Now, keeping exotic pets does seem very flashy when viewed from a distance but the real deal is much more difficult than one can possibly imagine. Exotic animals are habituated to live in the wild, which means they require a large amount of free space to move about. Their natural instincts prompt them to mark their territory by spraying urine and displays of aggression at being mishandled are much more dangerous than those shown by smaller domestic animals. They have a musky smell which is more pronounced when they spray urine to mark their territory. They are predators with sharp claws and teeth, and strength that can easily overpower a human being. Finding a vet to care for these animals is also difficult. Caring for such animals is hard and expensive, and more often than not frustrated owners are found to give them up to zoos and national parks, thereby creating a sense of mistrust in the animals regarding human beings and doing more harm than good.
If treated and cared for properly, on the other hand, these animals grow up to be just as affectionate and loving as domestic trainable pets. Contrary to popular belief, studies have come up with statistics proving that the danger of injuries from domesticated exotic animals is just as much, if not less than, injury from bites or scratches from dogs and cats. A Brazilian family has a video on YouTube showing off the seven magnificent tigers they keep as pets and making it look like a piece of cake. To them, it is but natural to have a large predator prowling their bedrooms and going swimming with them. They even leave it to the tigers to give their kids piggy-back rides. There are even instances where tigers and lions have gone to extraordinary lengths to care for and rescue their owners from danger.
The fundamental thing is, therefore, striking the chord of mutual love and trust between the owner and the pet. Size doesn’t matter if the considerations of spirituality and emotions are taken care of. Understanding your pet, whether it is a cute poodle or a majestic Bengal Tiger is the first step in forming healthy relationships between yourself and the animal. Although large predators can kill easily when provoked, if a deep bonding exists between the animal and its owner, the owner rarely gets hurt. Needless to say, it is mostly the responsibility of the owner to form a bond as deep as this with the pet.

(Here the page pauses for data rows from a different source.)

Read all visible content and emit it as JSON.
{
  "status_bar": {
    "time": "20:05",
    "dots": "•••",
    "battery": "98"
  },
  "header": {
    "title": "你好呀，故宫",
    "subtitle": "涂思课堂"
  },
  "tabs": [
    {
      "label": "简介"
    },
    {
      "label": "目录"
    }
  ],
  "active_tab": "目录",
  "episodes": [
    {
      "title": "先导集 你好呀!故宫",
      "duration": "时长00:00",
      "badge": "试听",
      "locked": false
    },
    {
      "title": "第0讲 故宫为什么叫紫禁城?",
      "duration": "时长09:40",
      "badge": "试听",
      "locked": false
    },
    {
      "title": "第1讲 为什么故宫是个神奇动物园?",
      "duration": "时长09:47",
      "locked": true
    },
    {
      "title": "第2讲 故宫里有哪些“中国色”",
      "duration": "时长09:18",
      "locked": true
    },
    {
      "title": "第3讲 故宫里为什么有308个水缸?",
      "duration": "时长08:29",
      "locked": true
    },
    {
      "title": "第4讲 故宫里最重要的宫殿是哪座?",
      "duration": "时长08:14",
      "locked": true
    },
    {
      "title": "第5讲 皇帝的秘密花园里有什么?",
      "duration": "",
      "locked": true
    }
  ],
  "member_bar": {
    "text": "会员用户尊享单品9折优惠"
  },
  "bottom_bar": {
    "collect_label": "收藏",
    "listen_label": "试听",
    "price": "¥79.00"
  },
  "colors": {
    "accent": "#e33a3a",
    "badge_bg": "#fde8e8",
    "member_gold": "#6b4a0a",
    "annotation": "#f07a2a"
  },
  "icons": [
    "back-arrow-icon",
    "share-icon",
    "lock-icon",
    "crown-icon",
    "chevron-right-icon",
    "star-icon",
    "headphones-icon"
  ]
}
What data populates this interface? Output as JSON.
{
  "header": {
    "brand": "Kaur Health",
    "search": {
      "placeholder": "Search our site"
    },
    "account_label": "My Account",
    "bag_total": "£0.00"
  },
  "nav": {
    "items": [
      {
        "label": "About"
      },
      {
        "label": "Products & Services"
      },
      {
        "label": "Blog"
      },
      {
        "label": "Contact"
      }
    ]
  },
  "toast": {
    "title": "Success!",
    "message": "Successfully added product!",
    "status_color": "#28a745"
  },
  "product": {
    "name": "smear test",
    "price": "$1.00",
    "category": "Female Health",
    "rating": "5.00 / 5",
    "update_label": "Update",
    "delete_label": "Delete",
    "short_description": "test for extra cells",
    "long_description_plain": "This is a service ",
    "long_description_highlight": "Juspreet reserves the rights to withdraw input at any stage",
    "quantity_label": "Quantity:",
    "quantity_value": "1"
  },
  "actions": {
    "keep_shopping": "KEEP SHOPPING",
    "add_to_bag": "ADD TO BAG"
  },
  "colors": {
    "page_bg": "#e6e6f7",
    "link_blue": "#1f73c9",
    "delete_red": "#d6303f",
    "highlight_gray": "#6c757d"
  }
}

As I mentioned earlier, a number of laws exist for preventing illegal trade in such big animals, especially the ones that are endangered. Keeping exotic pets is as conspicuous an activity as any, so interested people will do well to run by these regulations before deciding to keep them as pets. Although the internet has many sites boasting of having the license to trade in these animals, getting your hand on one of these animals is much more than a click away and it is advisable that you contact the local zoo or national park instead. In India, it is illegal to own or keep tigers or lions as pets when they grow up but one can keep cubs as long as they remain harmless and don’t pose a fatal threat to human life.